One headline, just one headline, engineered by the FDA for press consumption, killed the market for one of the safest and most effective herbs overnight: "The popular herbal supplement kava may be linked to serious liver injury, the Food and Drug Administration (FDA) has warned" That's all it took. Sales were halted in Switzerland, France, and Britain. And Germany is moving to make kava a prescription drug, the ultimate aim in all these countries, as well as the U.S.
This is the final blow in a long line of huffing and puffing from the FDA about the dangers of kava, an herb proven effective for alleviating anxiety and depression.
But the real kicker? The FDA admits the whole thing is still a mystery and has no idea if kava is really involved at all.
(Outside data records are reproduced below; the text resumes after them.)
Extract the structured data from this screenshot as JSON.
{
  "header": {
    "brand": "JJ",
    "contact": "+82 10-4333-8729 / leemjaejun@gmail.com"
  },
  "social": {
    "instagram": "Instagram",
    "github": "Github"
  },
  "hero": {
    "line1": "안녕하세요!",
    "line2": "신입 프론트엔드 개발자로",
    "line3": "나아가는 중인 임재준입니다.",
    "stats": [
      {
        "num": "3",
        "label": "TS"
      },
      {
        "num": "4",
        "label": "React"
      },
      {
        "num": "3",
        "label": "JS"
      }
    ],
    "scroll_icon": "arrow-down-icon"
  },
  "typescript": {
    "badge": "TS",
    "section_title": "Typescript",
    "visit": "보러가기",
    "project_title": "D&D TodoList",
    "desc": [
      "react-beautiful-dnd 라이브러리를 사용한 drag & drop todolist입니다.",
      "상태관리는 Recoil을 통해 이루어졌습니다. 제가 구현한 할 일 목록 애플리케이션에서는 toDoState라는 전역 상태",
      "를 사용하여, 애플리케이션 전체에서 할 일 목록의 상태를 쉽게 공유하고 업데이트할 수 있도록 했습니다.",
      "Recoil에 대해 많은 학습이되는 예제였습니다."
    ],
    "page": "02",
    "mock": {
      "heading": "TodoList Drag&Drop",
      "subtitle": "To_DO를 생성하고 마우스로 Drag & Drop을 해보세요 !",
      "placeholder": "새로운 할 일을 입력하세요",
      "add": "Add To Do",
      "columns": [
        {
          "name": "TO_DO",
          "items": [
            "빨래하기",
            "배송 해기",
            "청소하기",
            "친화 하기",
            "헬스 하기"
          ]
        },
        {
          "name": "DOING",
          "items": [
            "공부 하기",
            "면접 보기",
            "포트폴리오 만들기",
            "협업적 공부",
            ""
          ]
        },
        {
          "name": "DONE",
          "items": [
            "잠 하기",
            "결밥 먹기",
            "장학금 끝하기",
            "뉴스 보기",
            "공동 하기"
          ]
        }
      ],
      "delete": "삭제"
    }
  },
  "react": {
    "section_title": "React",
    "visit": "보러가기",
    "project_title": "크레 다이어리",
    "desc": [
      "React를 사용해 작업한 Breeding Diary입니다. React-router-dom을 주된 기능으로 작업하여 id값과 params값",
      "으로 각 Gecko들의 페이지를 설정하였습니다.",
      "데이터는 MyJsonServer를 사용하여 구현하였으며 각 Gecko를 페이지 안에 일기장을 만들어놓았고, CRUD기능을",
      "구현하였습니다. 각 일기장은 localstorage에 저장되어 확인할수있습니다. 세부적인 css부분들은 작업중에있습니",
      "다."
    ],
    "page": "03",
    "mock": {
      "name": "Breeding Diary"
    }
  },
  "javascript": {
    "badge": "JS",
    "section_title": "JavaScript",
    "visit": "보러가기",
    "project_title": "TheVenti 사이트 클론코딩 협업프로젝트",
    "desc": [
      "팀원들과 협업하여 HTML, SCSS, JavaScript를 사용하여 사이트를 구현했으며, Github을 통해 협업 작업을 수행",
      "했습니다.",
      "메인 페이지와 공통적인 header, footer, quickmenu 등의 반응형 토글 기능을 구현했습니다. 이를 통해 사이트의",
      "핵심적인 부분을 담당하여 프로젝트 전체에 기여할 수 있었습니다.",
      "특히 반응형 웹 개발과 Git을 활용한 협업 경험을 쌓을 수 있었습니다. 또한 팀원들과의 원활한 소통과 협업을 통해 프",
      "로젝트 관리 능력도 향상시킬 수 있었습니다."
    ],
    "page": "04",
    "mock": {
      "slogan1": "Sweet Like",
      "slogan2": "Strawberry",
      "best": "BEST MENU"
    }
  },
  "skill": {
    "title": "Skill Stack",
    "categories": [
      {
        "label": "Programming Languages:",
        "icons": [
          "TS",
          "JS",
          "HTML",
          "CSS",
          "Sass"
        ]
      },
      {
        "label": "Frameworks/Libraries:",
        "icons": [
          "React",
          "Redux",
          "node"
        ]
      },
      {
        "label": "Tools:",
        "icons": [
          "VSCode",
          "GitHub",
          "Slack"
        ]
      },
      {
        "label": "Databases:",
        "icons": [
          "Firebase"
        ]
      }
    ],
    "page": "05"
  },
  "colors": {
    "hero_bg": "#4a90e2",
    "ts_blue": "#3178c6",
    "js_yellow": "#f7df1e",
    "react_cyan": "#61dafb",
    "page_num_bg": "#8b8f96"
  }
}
Kava, a member of the pepper family, has been used by South Sea natives for hundreds of years. In modern-day herb therapy it is used for insomnia, stress and anxiety. It works better than a psychiatrist and is a heck of a lot cheaper.
A liver reaction to kava, if it exists at all, is extremely rare. If aspirin, anti-cholesterol drugs, blood pressure medications, and antibiotics were treated with the same caution and criticism kava is receiving, they would all be taken off the market. But money talks, and the drug companies regulate the FDA, not the other way around.
If you don't drink excessively and don't have liver disease, you shouldn't worry about toxicity to kava. If the FDA has managed to scare you, then I recommend you have some liver function tests taken. When they come back normal, and you realize that kava has helped you without doing an ounce of harm, you can continue to take this excellent herb for your anxiety.
What you don't know CAN hurt you
According to a study published in The Journal of the American Medical Association, researchers reporting on the effectiveness of new drugs give short shrift to information on their safety and side effects.
Out of 192 articles giving the results of randomized drug trials that compared drugs against each other and against placebo, only about a third of the studies gave specific information about toxicity levels or the severity of side effects. Only about half spelled out details about the reactions that led patients to drop out of the trial. This is called "selective filtering."
On average, less than a third of a page was devoted to side effects and safety. The same amount of space was taken up by the listings of contributor names and institutional affiliations. Coincidence?